A two-time all-conference selection, Tellier has impressed in his three seasons in Dartmouth. He is a career .338 hitter with nine career homers and 84 career RBI, with at least 50 hits in all three seasons. He moved from the bullpen to the starting rotation his sophomore season, but moved back last spring. He has a career record of 3-4 with 10 saves, an ERA of 2.72, and 63 strikeouts in 53 innings pitched (which works out to 10.7 strikeouts per nine innings).

When asked what he likes best about being the closer, Tellier said, “Just the compete level coming into a game either tied or up or down by one or two and knowing you have to compete at your best to be able to come out on top.”

He added, “You’re not throwing that long so you go out there and you don’t have to pace yourself, you just throw as hard as you can for about 15 pitches and you’re good.”

Tellier, who has also played the past three years with the Martha’s Vineyard Sharks in the NECBL, continues to improve each year. He allowed just 14 hits in 29 innings last season and struck out 41, an average of 12.72 per nine innings. He admits that he had a lot to learn about pitching when he got to college, despite a dominant senior season at Attleboro, and that he is much more comfortable on the mound than earlier in his career.

“In high school, I could just throw hard and that would work,” he explained. “I could get by with that only. I had to develop a couple of pitches because in college you’re not going to get by for long just throwing hard without location or off-speed stuff.”

He is working on his breaking ball, a change-up, and a two-seamer, developing a repertoire of pitches to fool college hitters. It has been a process, but Tellier feels like he has found a groove on the mound.

“When I got to college I had no idea what I was doing out there,” he said. “I just hoped the ball was going where I wanted it to, now I know the ball is going where I want.
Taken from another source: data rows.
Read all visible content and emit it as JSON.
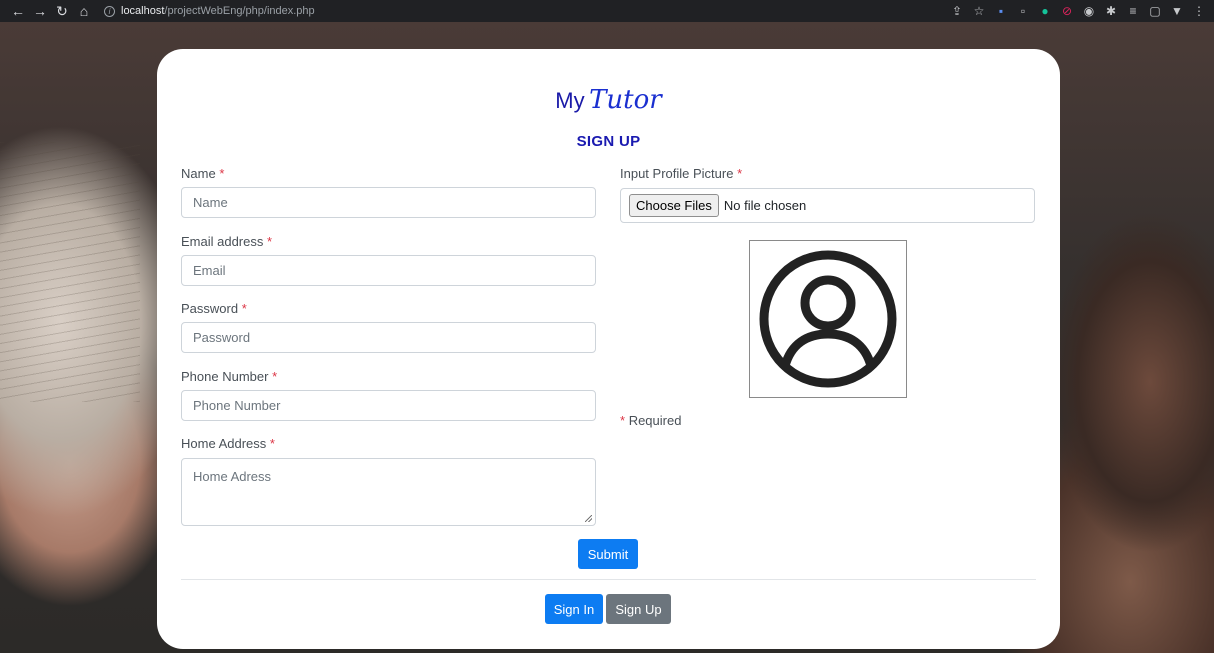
{
  "browser": {
    "url_host": "localhost",
    "url_path": "/projectWebEng/php/index.php"
  },
  "brand": {
    "logo_my": "My",
    "logo_tutor": "Tutor"
  },
  "form": {
    "title": "SIGN UP",
    "required_mark": "*",
    "name": {
      "label": "Name",
      "placeholder": "Name"
    },
    "email": {
      "label": "Email address",
      "placeholder": "Email"
    },
    "password": {
      "label": "Password",
      "placeholder": "Password"
    },
    "phone": {
      "label": "Phone Number",
      "placeholder": "Phone Number"
    },
    "address": {
      "label": "Home Address",
      "placeholder": "Home Adress"
    },
    "profile_picture": {
      "label": "Input Profile Picture",
      "button": "Choose Files",
      "status": "No file chosen"
    },
    "required_note": "Required",
    "submit": "Submit"
  },
  "footer": {
    "sign_in": "Sign In",
    "sign_up": "Sign Up"
  },
  "colors": {
    "primary": "#0d7cf2",
    "secondary": "#6c757d",
    "brand": "#1a1ab0",
    "required": "#dc3545"
  }
}
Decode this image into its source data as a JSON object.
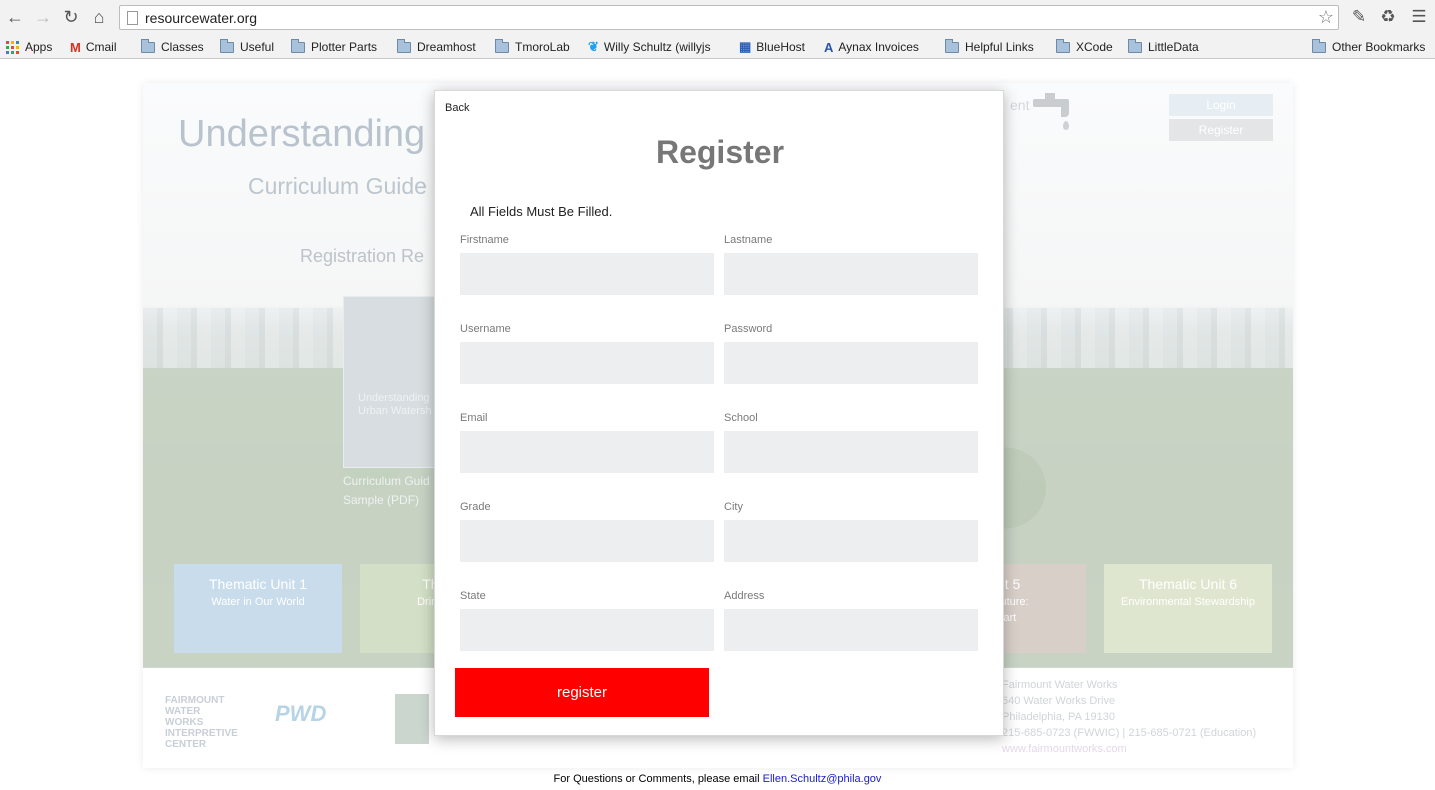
{
  "browser": {
    "url": "resourcewater.org",
    "bookmarks": [
      {
        "label": "Apps",
        "icon": "apps-icon"
      },
      {
        "label": "Cmail",
        "icon": "gmail-icon"
      },
      {
        "label": "Classes",
        "icon": "folder-icon"
      },
      {
        "label": "Useful",
        "icon": "folder-icon"
      },
      {
        "label": "Plotter Parts",
        "icon": "folder-icon"
      },
      {
        "label": "Dreamhost",
        "icon": "folder-icon"
      },
      {
        "label": "TmoroLab",
        "icon": "folder-icon"
      },
      {
        "label": "Willy Schultz (willyjs",
        "icon": "twitter-icon"
      },
      {
        "label": "BlueHost",
        "icon": "grid-icon"
      },
      {
        "label": "Aynax Invoices",
        "icon": "aynax-icon"
      },
      {
        "label": "Helpful Links",
        "icon": "folder-icon"
      },
      {
        "label": "XCode",
        "icon": "folder-icon"
      },
      {
        "label": "LittleData",
        "icon": "folder-icon"
      },
      {
        "label": "Other Bookmarks",
        "icon": "folder-icon"
      }
    ]
  },
  "background": {
    "title": "Understanding",
    "subtitle": "Curriculum Guide",
    "registration_text": "Registration Re",
    "header_fragment": "ent",
    "login_label": "Login",
    "register_label": "Register",
    "book_text": "Understanding Urban Watersh",
    "book_caption_1": "Curriculum Guid",
    "book_caption_2": "Sample (PDF)",
    "units": [
      {
        "title": "Thematic Unit 1",
        "sub": "Water in Our World",
        "color": "#c9dcec"
      },
      {
        "title": "Thema",
        "sub": "Drinking W",
        "color": "#d3dfc6"
      },
      {
        "title": "Unit 5",
        "sub": "the Future:",
        "sub2": "s Part",
        "color": "#d9cfc9"
      },
      {
        "title": "Thematic Unit 6",
        "sub": "Environmental Stewardship",
        "color": "#dfe6cf"
      }
    ],
    "footer_logo_1": "FAIRMOUNT WATER WORKS INTERPRETIVE CENTER",
    "footer_logo_2": "PWD",
    "footer_info": {
      "line1": "Fairmount Water Works",
      "line2": "640 Water Works Drive",
      "line3": "Philadelphia, PA 19130",
      "line4": "215-685-0723 (FWWIC) | 215-685-0721 (Education)",
      "link": "www.fairmountworks.com"
    }
  },
  "footer_note": {
    "text": "For Questions or Comments, please email ",
    "email": "Ellen.Schultz@phila.gov"
  },
  "modal": {
    "back_label": "Back",
    "title": "Register",
    "note": "All Fields Must Be Filled.",
    "fields": {
      "firstname": "Firstname",
      "lastname": "Lastname",
      "username": "Username",
      "password": "Password",
      "email": "Email",
      "school": "School",
      "grade": "Grade",
      "city": "City",
      "state": "State",
      "address": "Address"
    },
    "submit_label": "register",
    "accent_color": "#ff0000"
  }
}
I’m a lot more comfortable.”

It was also a process in the field, as he moved from shortstop to the outfield and Tellier sees improvement in how he tracks balls off the bat and the angles that he takes to get to balls in center. His growth at the plate has been obvious and also been a benefit to his pitching.

“You get to see the ball from both sides and sometimes on the mound you think, if I was a hitter what would I be thinking in this situation?” Tellier remarked.

At Attleboro, Tellier was 3-0 his senior season, blowing teams away with his fastball. He struck out a league-high 65 batters that season, including 16 over eight innings in a no-hitter against North Attleboro, and had a league-low ERA of 0.60. He only allowed three earned runs all season and pushed the Bombardiers to the Div. 1 South semifinal.

Still, there is so much that Tellier wishes he had known about pitching then. He said, “I just wish I had been a better locator. I wish I knew how to take care of my arm. In high school I didn’t do any bands, I barely used any ice, I just went out and threw and that was it.”

After helping UMass Dartmouth reach the Little East title game last spring, Tellier is looking to bring home a title this season and believes that this is a team filled with the talent to accomplish that goal. In the process, he will also be working towards the dream of being selected in the MLB draft or possibly find a spot with an independent league team.

“Most of college, I’ve been working hard but haven’t been noticed,” he said. “Sometimes you think that it’s not going towards anything or not really paying off that well and so it weighs on you sometimes, but knowing that it’s paying off and that people are noticing keeps me driving.”

With one last collegiate season ahead, Tellier knows to not take anything for granted.

“I’m excited. I’m just taking all the experience that I’ve had the past three years and putting it all into this one season and leaving it all on the field. Hopefully, afterwards I’ll move on to bigger and better things.”